What I'm describing is basically Google's "I'm Feeling Lucky" function, which automatically takes you to the first result for your search. For a search where I know I want the first result, this would be perfect. Unfortunately, it's not available in the omnibox or new tab page—you have to go to Google's homepage to use it.
Fortunately, DuckDuckGo has their own version of this feature (adorably called "I'm Feeling Ducky") which works with the bang
!ducky, or just an exclamation point on it's own (like this:
DDG also has bangs that search using Google's "I'm Feeling Lucky" (either
fl), but these redirect to an interstitial page that forces you to click through to actually get to the site you're looking for — sort of defeating the purpose. Here's an example.
It seems like this used to work just fine, but that Google added some sort of cross-site validation a couple of years ago that shows this redirect page for searches not made from their official button. See here for some discussion.
And searching on DuckDuckGo for
tom hanks imdb ! does, in fact, get me to the right page with no extra clicks!
Okay, so I've got a solution: if I've set my default search engine to DuckDuckGo, and I'm doing a page search, and I think I can construct a query that will give me the right page as the top result, I can enter it into the omnibox and add the
! operator. I should get to my page without having to click anything.
This is good, but I wanted to push the idea a little farther. What if automatically navigating to the first result were the default?
The obvious problem would be if I wanted to make a content search, where I didn't know the page I wanted and needed to see the results.
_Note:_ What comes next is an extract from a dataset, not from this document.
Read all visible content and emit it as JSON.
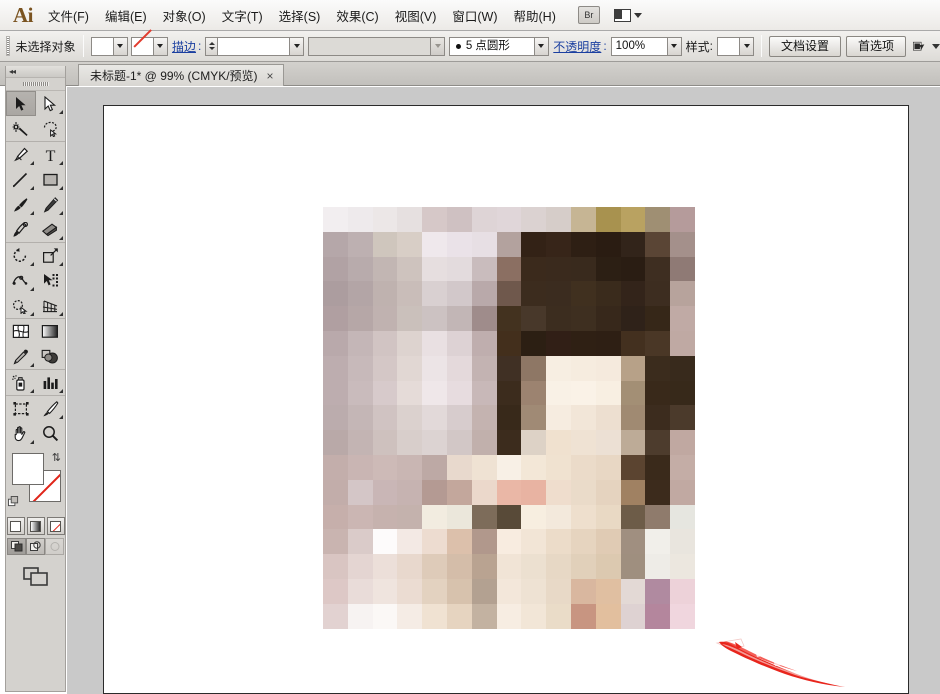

But DuckDuckGo's bangs handle this nicely: if you add both a bang like
!g (for Google) and the
! operator, the bang for Google takes precedent. So if I automatically apply the
! to every search, I can still put a bang like
!g in my query to get a page of search results.
I think I can do even better. My guess is that a high percentage of my content searches contain certain key words:
So ideally, I'd like a system that will show me the full search results for any query containing the trigger words highlighted above. Otherwise, it should take me directly to the first page.
To accomplish this, I wrote a simple script for a Cloudflare Worker—you can check it out here. It works like this:
!operator and pass the query to DuckDuckGo
I set up a free-tier Cloudflare Worker to catch requests to a URL on a domain I control, and then changed my browser's default search engine to the same URL.
Try it out! Enter a search below and see where it takes you (opens in new tab):
I've had this as my default search engine for about a month, and it's worked better than I expected. Some notes on this system:
Overall, the script is a little overkill, and the automatic filtering doesn't add that much. Going forward, I'll probably just use DuckDuckGo as my default. It's pretty easy to add the
! operator if I'm doing a page search.
In general, I'd argue a truly modern search engine would try to get users to their destination faster, bypassing the results page when possible. I'm surprised this hasn't been tried, since it seems like a perfect use case for AI, ML, "big data", etc.
To their credit, Google does seem to understand this concept. For example, if I search for
tom hanks age, they show me an info box at the top of the results page to tell me he's 65 years old. This clearly helps me get the answer I'm looking for faster than if I had to look through the results (at least, assuming the info they show me is correct). In fact, the info box is way more impressive than my system above, because it works for content searches.
In the end, though, Google is heavily invested in users landing on their result pages so they can be served ads. So it's hard to imagine they would voluntarily redirect people away, even if they are clearly searching for a specific page. ⧈